International affairs from the heart of Europe

Passion always seems to be on the side of anti-European Union forces – but that can be changed.

British media have painted the EU chief Brexit negotiator as an inflexible ideologue. It’s a caricature few in Brussels recognize.

Trump’s first hundred days in office have indicated what his priorities will be over the coming years. Transatlantic relations are unlikely to get smoother.

The European Union needs to change to survive, and Germany will have to play a key role.

The West should be careful not to make Vladimir Putin’s Russia stronger than it is.

For French president-elect Emmanuel Macron, these three little words are more than just a phrase he often repeats – they represent a condensed vision of the world as he sees it.

Russia’s hacking attacks – like the one on France on Saturday – are nothing new.
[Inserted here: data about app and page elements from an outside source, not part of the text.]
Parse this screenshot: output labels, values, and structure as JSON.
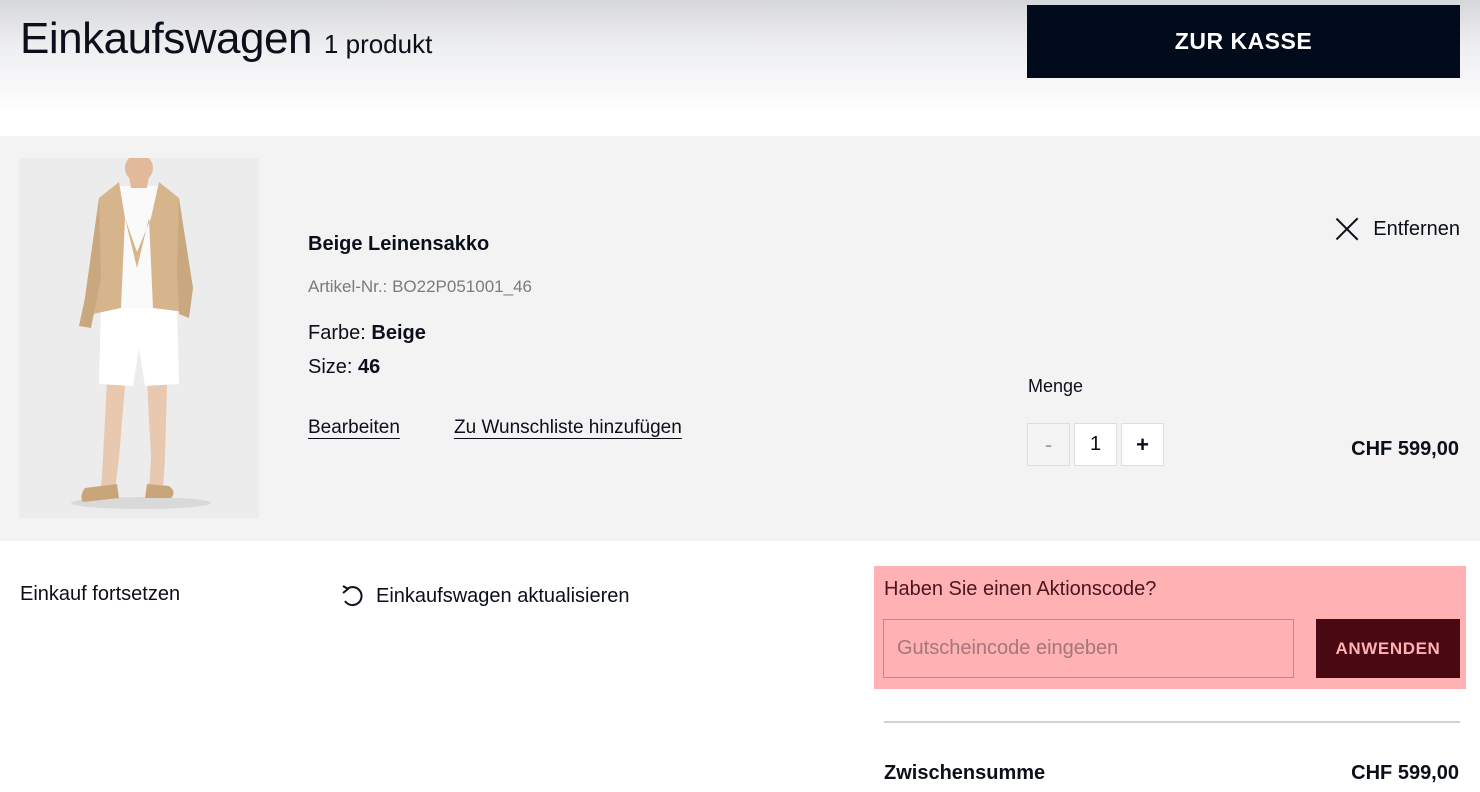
{
  "header": {
    "title": "Einkaufswagen",
    "count": "1 produkt",
    "checkout_label": "ZUR KASSE"
  },
  "cart_item": {
    "image_alt": "Beige Leinensakko",
    "name": "Beige Leinensakko",
    "sku_label": "Artikel-Nr.:",
    "sku_value": "BO22P051001_46",
    "color_label": "Farbe:",
    "color_value": "Beige",
    "size_label": "Size:",
    "size_value": "46",
    "edit_label": "Bearbeiten",
    "wishlist_label": "Zu Wunschliste hinzufügen",
    "remove_label": "Entfernen",
    "qty_label": "Menge",
    "qty_minus": "-",
    "qty_value": "1",
    "qty_plus": "+",
    "price": "CHF 599,00"
  },
  "actions": {
    "continue_label": "Einkauf fortsetzen",
    "update_label": "Einkaufswagen aktualisieren"
  },
  "promo": {
    "title": "Haben Sie einen Aktionscode?",
    "placeholder": "Gutscheincode eingeben",
    "apply_label": "ANWENDEN"
  },
  "summary": {
    "subtotal_label": "Zwischensumme",
    "subtotal_value": "CHF 599,00"
  },
  "colors": {
    "primary_dark": "#020b1c",
    "row_background": "#f3f3f3",
    "promo_background": "#ffb1b3",
    "promo_button": "#4a0812"
  }
}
The Kremlin has been using the very same tactics on the Russian opposition for years.

Our May/June issue on Vladimir Putin’s great power projection is out now.

Italy’s economy is defying the laws of gravity, but for how long?

Fragile, whiny, and weak: How the right-wing brands its critics.

In eastern Ukraine, Russia is supposed to be part of the peace process, even as it interferes with the OSCE’s mission.

Germany’s Russlanddeutsche minority is no fifth column, but susceptible to the Kremlin’s propaganda.

Brexit and Trump voters wanted to go back in time. Are the Dutch and the French similarly inclined?

The OSCE monitoring mission in eastern Ukraine faces widespread distrust, but it could still succeed.

Brussels shouldn’t leave Brexit to the British; it’s time for the EU to define its interests.

London is likely to use its security assets as bargaining chips in the Brexit negotiations.